# Prompt
Reproduce all records below exactly.

# Given data
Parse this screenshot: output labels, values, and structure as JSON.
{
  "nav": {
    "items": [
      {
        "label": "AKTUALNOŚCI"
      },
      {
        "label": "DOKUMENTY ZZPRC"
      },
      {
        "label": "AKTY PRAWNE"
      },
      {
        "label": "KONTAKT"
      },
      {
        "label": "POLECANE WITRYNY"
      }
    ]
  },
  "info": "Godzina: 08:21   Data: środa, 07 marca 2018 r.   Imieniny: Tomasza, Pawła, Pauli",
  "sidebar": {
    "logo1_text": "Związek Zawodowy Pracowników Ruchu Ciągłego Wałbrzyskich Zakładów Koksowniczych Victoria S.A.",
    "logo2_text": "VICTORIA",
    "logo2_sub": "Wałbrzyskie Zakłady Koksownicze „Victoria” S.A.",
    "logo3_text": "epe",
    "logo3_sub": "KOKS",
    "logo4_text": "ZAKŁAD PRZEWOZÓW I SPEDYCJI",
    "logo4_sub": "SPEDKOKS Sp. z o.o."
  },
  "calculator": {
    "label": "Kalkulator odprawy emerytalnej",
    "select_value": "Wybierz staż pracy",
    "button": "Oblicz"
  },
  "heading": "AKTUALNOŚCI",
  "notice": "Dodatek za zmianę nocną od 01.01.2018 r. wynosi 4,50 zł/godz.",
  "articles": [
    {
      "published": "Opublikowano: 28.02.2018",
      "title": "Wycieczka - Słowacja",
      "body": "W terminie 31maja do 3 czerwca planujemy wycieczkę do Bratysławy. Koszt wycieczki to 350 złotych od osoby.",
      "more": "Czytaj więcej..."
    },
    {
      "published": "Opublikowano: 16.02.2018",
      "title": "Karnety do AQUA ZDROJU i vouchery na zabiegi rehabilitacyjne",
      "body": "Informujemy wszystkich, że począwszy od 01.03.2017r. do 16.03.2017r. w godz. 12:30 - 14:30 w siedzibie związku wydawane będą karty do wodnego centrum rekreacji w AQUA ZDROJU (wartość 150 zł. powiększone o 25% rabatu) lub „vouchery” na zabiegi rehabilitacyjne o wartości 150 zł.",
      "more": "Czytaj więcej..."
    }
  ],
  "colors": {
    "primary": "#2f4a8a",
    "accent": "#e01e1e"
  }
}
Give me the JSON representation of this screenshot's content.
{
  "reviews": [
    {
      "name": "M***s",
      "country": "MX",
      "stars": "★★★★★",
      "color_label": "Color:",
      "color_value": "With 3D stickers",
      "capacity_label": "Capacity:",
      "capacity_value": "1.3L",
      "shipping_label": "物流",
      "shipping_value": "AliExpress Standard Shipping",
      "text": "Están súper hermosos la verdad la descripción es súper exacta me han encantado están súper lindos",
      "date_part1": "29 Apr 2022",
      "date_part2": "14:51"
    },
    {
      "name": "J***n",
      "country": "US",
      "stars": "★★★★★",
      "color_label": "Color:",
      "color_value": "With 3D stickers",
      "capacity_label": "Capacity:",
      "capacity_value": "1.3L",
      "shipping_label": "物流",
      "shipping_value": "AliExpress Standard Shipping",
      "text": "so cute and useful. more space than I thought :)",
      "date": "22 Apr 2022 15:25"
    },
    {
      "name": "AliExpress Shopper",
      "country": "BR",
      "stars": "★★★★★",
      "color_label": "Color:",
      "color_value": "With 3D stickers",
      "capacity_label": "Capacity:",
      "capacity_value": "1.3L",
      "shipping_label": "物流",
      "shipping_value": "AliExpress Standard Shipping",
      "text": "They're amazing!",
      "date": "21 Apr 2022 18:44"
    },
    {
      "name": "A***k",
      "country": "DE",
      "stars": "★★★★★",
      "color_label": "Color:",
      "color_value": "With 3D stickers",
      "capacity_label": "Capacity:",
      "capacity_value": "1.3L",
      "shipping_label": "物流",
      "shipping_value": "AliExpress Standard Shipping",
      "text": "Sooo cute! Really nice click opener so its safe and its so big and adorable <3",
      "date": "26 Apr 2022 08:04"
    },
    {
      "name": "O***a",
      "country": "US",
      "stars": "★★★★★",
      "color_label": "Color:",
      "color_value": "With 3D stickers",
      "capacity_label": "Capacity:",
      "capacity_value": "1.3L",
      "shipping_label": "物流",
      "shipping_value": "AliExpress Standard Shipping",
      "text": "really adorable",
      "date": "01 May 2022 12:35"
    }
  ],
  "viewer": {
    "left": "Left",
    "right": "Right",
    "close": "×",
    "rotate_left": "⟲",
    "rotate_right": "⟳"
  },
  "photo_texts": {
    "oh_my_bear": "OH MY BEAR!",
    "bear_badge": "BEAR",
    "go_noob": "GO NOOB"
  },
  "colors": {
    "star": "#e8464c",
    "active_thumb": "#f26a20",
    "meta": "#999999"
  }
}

# Solution to this task
Parse this screenshot: output labels, values, and structure as JSON.
{
  "nav": {
    "items": [
      {
        "label": "AKTUALNOŚCI"
      },
      {
        "label": "DOKUMENTY ZZPRC"
      },
      {
        "label": "AKTY PRAWNE"
      },
      {
        "label": "KONTAKT"
      },
      {
        "label": "POLECANE WITRYNY"
      }
    ]
  },
  "info": "Godzina: 08:21   Data: środa, 07 marca 2018 r.   Imieniny: Tomasza, Pawła, Pauli",
  "sidebar": {
    "logo1_text": "Związek Zawodowy Pracowników Ruchu Ciągłego Wałbrzyskich Zakładów Koksowniczych Victoria S.A.",
    "logo2_text": "VICTORIA",
    "logo2_sub": "Wałbrzyskie Zakłady Koksownicze „Victoria” S.A.",
    "logo3_text": "epe",
    "logo3_sub": "KOKS",
    "logo4_text": "ZAKŁAD PRZEWOZÓW I SPEDYCJI",
    "logo4_sub": "SPEDKOKS Sp. z o.o."
  },
  "calculator": {
    "label": "Kalkulator odprawy emerytalnej",
    "select_value": "Wybierz staż pracy",
    "button": "Oblicz"
  },
  "heading": "AKTUALNOŚCI",
  "notice": "Dodatek za zmianę nocną od 01.01.2018 r. wynosi 4,50 zł/godz.",
  "articles": [
    {
      "published": "Opublikowano: 28.02.2018",
      "title": "Wycieczka - Słowacja",
      "body": "W terminie 31maja do 3 czerwca planujemy wycieczkę do Bratysławy. Koszt wycieczki to 350 złotych od osoby.",
      "more": "Czytaj więcej..."
    },
    {
      "published": "Opublikowano: 16.02.2018",
      "title": "Karnety do AQUA ZDROJU i vouchery na zabiegi rehabilitacyjne",
      "body": "Informujemy wszystkich, że począwszy od 01.03.2017r. do 16.03.2017r. w godz. 12:30 - 14:30 w siedzibie związku wydawane będą karty do wodnego centrum rekreacji w AQUA ZDROJU (wartość 150 zł. powiększone o 25% rabatu) lub „vouchery” na zabiegi rehabilitacyjne o wartości 150 zł.",
      "more": "Czytaj więcej..."
    }
  ],
  "colors": {
    "primary": "#2f4a8a",
    "accent": "#e01e1e"
  }
}
Give me the JSON representation of this screenshot's content.
{
  "reviews": [
    {
      "name": "M***s",
      "country": "MX",
      "stars": "★★★★★",
      "color_label": "Color:",
      "color_value": "With 3D stickers",
      "capacity_label": "Capacity:",
      "capacity_value": "1.3L",
      "shipping_label": "物流",
      "shipping_value": "AliExpress Standard Shipping",
      "text": "Están súper hermosos la verdad la descripción es súper exacta me han encantado están súper lindos",
      "date_part1": "29 Apr 2022",
      "date_part2": "14:51"
    },
    {
      "name": "J***n",
      "country": "US",
      "stars": "★★★★★",
      "color_label": "Color:",
      "color_value": "With 3D stickers",
      "capacity_label": "Capacity:",
      "capacity_value": "1.3L",
      "shipping_label": "物流",
      "shipping_value": "AliExpress Standard Shipping",
      "text": "so cute and useful. more space than I thought :)",
      "date": "22 Apr 2022 15:25"
    },
    {
      "name": "AliExpress Shopper",
      "country": "BR",
      "stars": "★★★★★",
      "color_label": "Color:",
      "color_value": "With 3D stickers",
      "capacity_label": "Capacity:",
      "capacity_value": "1.3L",
      "shipping_label": "物流",
      "shipping_value": "AliExpress Standard Shipping",
      "text": "They're amazing!",
      "date": "21 Apr 2022 18:44"
    },
    {
      "name": "A***k",
      "country": "DE",
      "stars": "★★★★★",
      "color_label": "Color:",
      "color_value": "With 3D stickers",
      "capacity_label": "Capacity:",
      "capacity_value": "1.3L",
      "shipping_label": "物流",
      "shipping_value": "AliExpress Standard Shipping",
      "text": "Sooo cute! Really nice click opener so its safe and its so big and adorable <3",
      "date": "26 Apr 2022 08:04"
    },
    {
      "name": "O***a",
      "country": "US",
      "stars": "★★★★★",
      "color_label": "Color:",
      "color_value": "With 3D stickers",
      "capacity_label": "Capacity:",
      "capacity_value": "1.3L",
      "shipping_label": "物流",
      "shipping_value": "AliExpress Standard Shipping",
      "text": "really adorable",
      "date": "01 May 2022 12:35"
    }
  ],
  "viewer": {
    "left": "Left",
    "right": "Right",
    "close": "×",
    "rotate_left": "⟲",
    "rotate_right": "⟳"
  },
  "photo_texts": {
    "oh_my_bear": "OH MY BEAR!",
    "bear_badge": "BEAR",
    "go_noob": "GO NOOB"
  },
  "colors": {
    "star": "#e8464c",
    "active_thumb": "#f26a20",
    "meta": "#999999"
  }
}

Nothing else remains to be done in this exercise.